GSMA tells Taiwan to lose WiMAX and focus on LTE

12 July 2011 |


The GSM Association (GSMA) has told the Taiwanese authorities to focus on developing LTE rather than the country’s preferred method of WiMAX.

At the 4G International Forum in Taipei, it was reported that the GSMA director of spectrum policy and regulatory affairs for the Asia-Pacific region, Chris Perera, was encouraging the Taiwanese government to invest in LTE. Perera suggested that the country could benefit from greater economies of scale by transferring to the increasingly favoured technology.

Over the past few years, Taiwan has focussed a lot of energy on developing and deploying WiMAX with six operators in the country offering the service. One of the main reasons for this commitment to WiMAX was because of the backing by vendor Intel, but its Taiwanese operation closed last year leaving a gap in the market.

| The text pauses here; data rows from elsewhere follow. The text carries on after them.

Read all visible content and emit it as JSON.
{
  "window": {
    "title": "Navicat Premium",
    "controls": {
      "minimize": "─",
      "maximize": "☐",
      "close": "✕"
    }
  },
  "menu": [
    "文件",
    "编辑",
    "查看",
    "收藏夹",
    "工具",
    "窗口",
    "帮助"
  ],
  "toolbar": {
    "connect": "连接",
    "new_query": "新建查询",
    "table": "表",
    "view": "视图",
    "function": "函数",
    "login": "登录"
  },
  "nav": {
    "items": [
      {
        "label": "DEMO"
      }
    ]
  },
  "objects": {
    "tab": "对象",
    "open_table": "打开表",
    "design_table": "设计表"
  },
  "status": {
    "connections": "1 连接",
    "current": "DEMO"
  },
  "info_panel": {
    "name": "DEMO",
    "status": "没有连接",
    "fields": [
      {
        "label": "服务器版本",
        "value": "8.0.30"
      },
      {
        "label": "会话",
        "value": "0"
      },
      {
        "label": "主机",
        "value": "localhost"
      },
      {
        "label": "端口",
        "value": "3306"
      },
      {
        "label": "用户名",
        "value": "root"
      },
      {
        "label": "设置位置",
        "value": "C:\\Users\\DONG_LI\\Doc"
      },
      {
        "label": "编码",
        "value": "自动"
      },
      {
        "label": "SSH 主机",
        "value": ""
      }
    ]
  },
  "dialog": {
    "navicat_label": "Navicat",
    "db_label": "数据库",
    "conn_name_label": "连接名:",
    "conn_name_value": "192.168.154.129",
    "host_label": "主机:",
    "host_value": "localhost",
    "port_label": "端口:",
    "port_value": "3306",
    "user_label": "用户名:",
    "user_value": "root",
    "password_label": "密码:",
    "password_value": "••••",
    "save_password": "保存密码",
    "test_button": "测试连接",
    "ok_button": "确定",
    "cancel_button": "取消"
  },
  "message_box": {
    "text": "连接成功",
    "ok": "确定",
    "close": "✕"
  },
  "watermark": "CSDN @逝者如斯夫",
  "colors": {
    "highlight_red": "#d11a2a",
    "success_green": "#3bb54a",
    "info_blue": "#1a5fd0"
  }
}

The GSMA’s active encouragement of the Taiwanese market suggests that it thinks LTE could really boost the country’s market and prevent it from being left behind in terms of technology; according to a report commissioned by the GSMA to Analysys Mason, the regulatory body is championing LTE due to its high global demand compared to WiMAX and the expected growth of 3G devices using LTE.

In the report the GSMA suggests that Taiwan’s telecoms regulator, the National Communications Commission (NCC), should help the transference between technologies by using specific spectrums to change licence conditions. At present, operators need to cover 70% of its licence region in order to then be allowed to switch to LTE.

Several operators are attempting to get the licence to operate LTE but even so, the NCC previously said that it doesn’t expect 4G LTE technology to be prevalent in the country until 2017.